Your goal:
Determine the number of lines in the data that include the word "caption", and write only that number.

Dataset records:
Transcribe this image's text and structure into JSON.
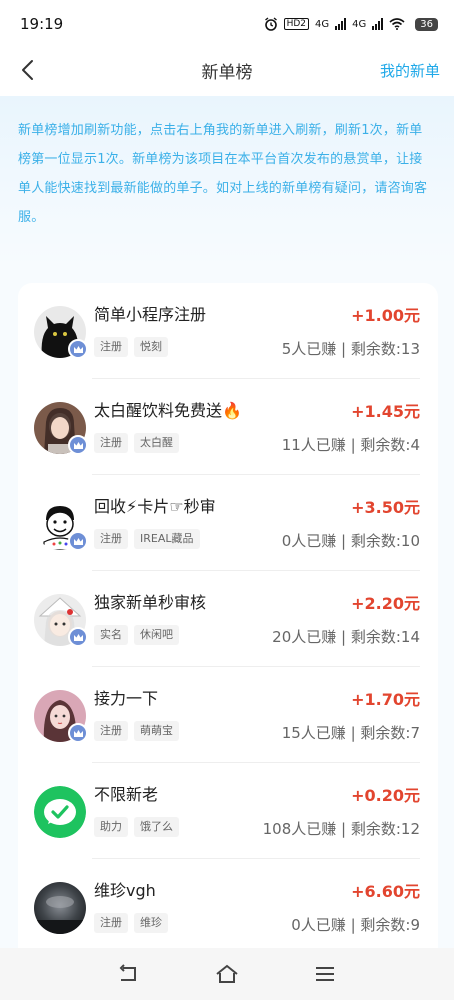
{
  "status_bar": {
    "time": "19:19",
    "hd_label": "HD2",
    "net1": "4G",
    "net2": "4G",
    "battery": "36"
  },
  "header": {
    "title": "新单榜",
    "right_link": "我的新单"
  },
  "notice": {
    "text": "新单榜增加刷新功能，点击右上角我的新单进入刷新，刷新1次，新单榜第一位显示1次。新单榜为该项目在本平台首次发布的悬赏单，让接单人能快速找到最新能做的单子。如对上线的新单榜有疑问，请咨询客服。"
  },
  "colors": {
    "accent": "#1fa8e8",
    "notice_text": "#3bb0e8",
    "reward": "#e2452f",
    "crown_badge": "#6e8fd6"
  },
  "tasks": [
    {
      "title": "简单小程序注册",
      "reward": "+1.00元",
      "tags": [
        "注册",
        "悦刻"
      ],
      "stats": "5人已赚 | 剩余数:13",
      "avatar": "black-cat-avatar",
      "crown": true
    },
    {
      "title": "太白醒饮料免费送🔥",
      "reward": "+1.45元",
      "tags": [
        "注册",
        "太白醒"
      ],
      "stats": "11人已赚 | 剩余数:4",
      "avatar": "girl-photo-avatar",
      "crown": true
    },
    {
      "title": "回收⚡卡片☞秒审",
      "reward": "+3.50元",
      "tags": [
        "注册",
        "IREAL藏品"
      ],
      "stats": "0人已赚 | 剩余数:10",
      "avatar": "cartoon-face-avatar",
      "crown": true
    },
    {
      "title": "独家新单秒审核",
      "reward": "+2.20元",
      "tags": [
        "实名",
        "休闲吧"
      ],
      "stats": "20人已赚 | 剩余数:14",
      "avatar": "anime-girl-avatar",
      "crown": true
    },
    {
      "title": "接力一下",
      "reward": "+1.70元",
      "tags": [
        "注册",
        "萌萌宝"
      ],
      "stats": "15人已赚 | 剩余数:7",
      "avatar": "girl-pink-avatar",
      "crown": true
    },
    {
      "title": "不限新老",
      "reward": "+0.20元",
      "tags": [
        "助力",
        "饿了么"
      ],
      "stats": "108人已赚 | 剩余数:12",
      "avatar": "green-check-avatar",
      "crown": false
    },
    {
      "title": "维珍vgh",
      "reward": "+6.60元",
      "tags": [
        "注册",
        "维珍"
      ],
      "stats": "0人已赚 | 剩余数:9",
      "avatar": "night-sky-avatar",
      "crown": false
    }
  ],
  "nav": {
    "items": [
      "back-nav",
      "home-nav",
      "menu-nav"
    ]
  }
}
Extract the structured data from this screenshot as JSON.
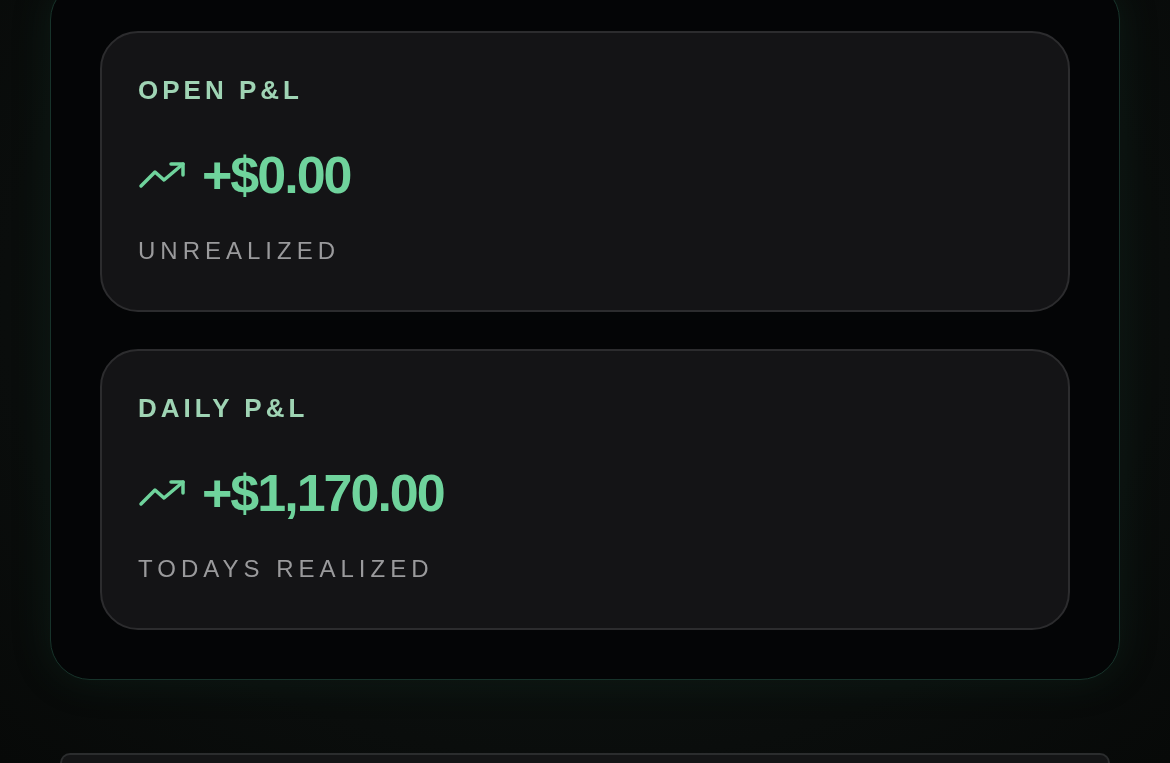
{
  "cards": [
    {
      "title": "OPEN P&L",
      "kind": "up",
      "value": "+$0.00",
      "caption": "UNREALIZED"
    },
    {
      "title": "DAILY P&L",
      "kind": "up",
      "value": "+$1,170.00",
      "caption": "TODAYS REALIZED"
    }
  ]
}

Response area:
2